It was opened in 1939 and was the first time one major station had been opened to serve the major rail routes and companies heading into Los Angeles. At the time, these were the Union Pacific, Atchison, Topeka, and Santa Fe, and Southern Pacific railroads. The new station took was built to replace La Grande Station and Central Station, and (sadly) it was the last grand railroad station to be built in America.
The station was designed by John and Donald B. Parkinson in a mix of Art Deco and Spanish Colonial Revival architecture. The station retains a large number of its original fixtures, and the hall with the original ticket selling counters is absolutely stunning. The station has courtyards and gardens in which to wait in. The tile patterns are suitable vintage, and the marble inlay floor has dips and valleys where years of use has worn away at the stone.
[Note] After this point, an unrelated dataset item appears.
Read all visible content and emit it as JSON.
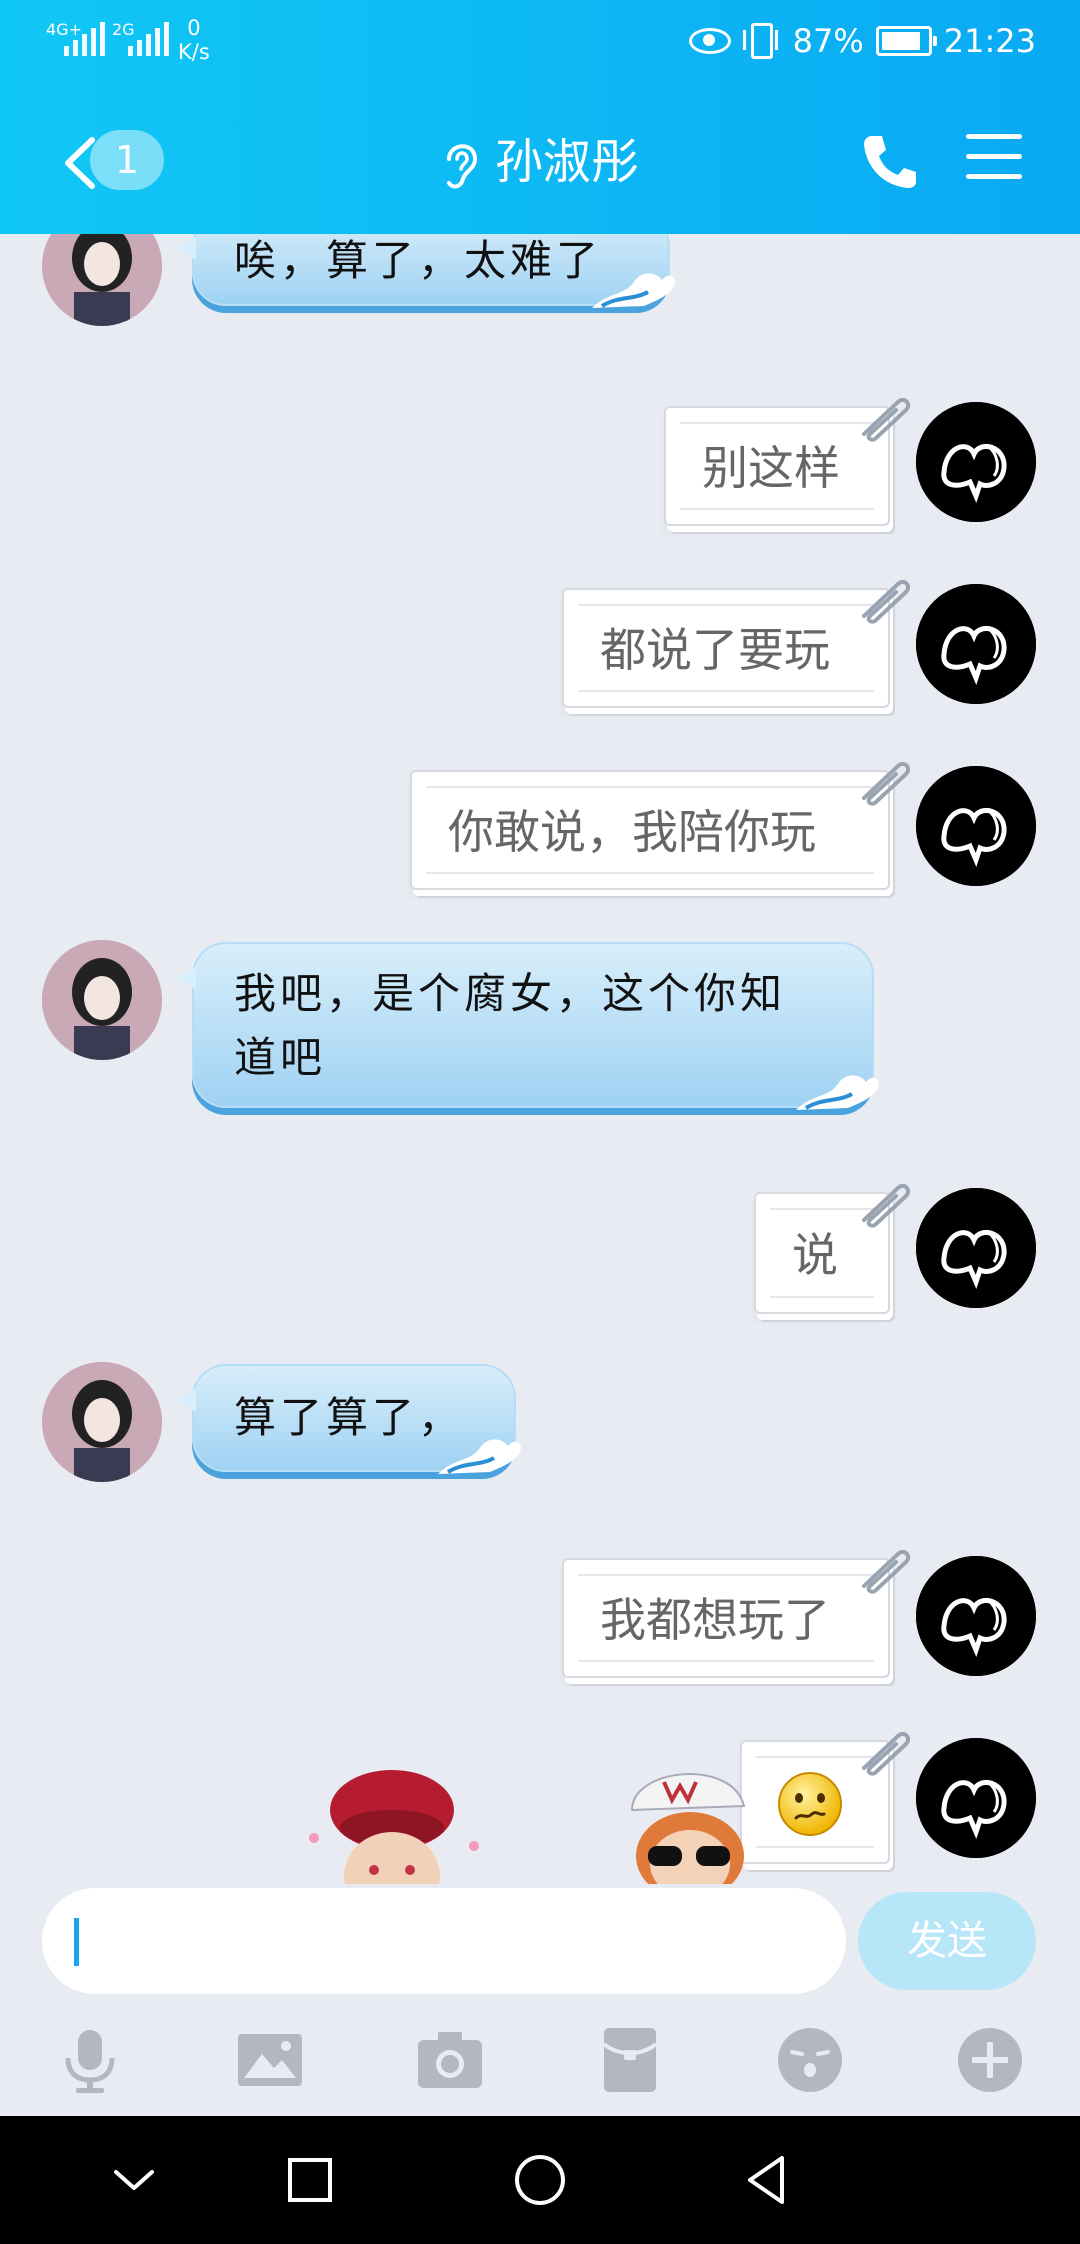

Vintage seats still wait for travellers to rest in (these are actually the only seats available!)
The train station was placed on the National Register of Historic Places in 1980.
The main hall:
The old ticket hall, which is currently roped off from public use:
The speakers for the travel announcements!
Seats for waiting for trains – for ticketed passengers only.
Looking up to the platforms:
The plaque for the station being on the historic register:
Shots from the exterior: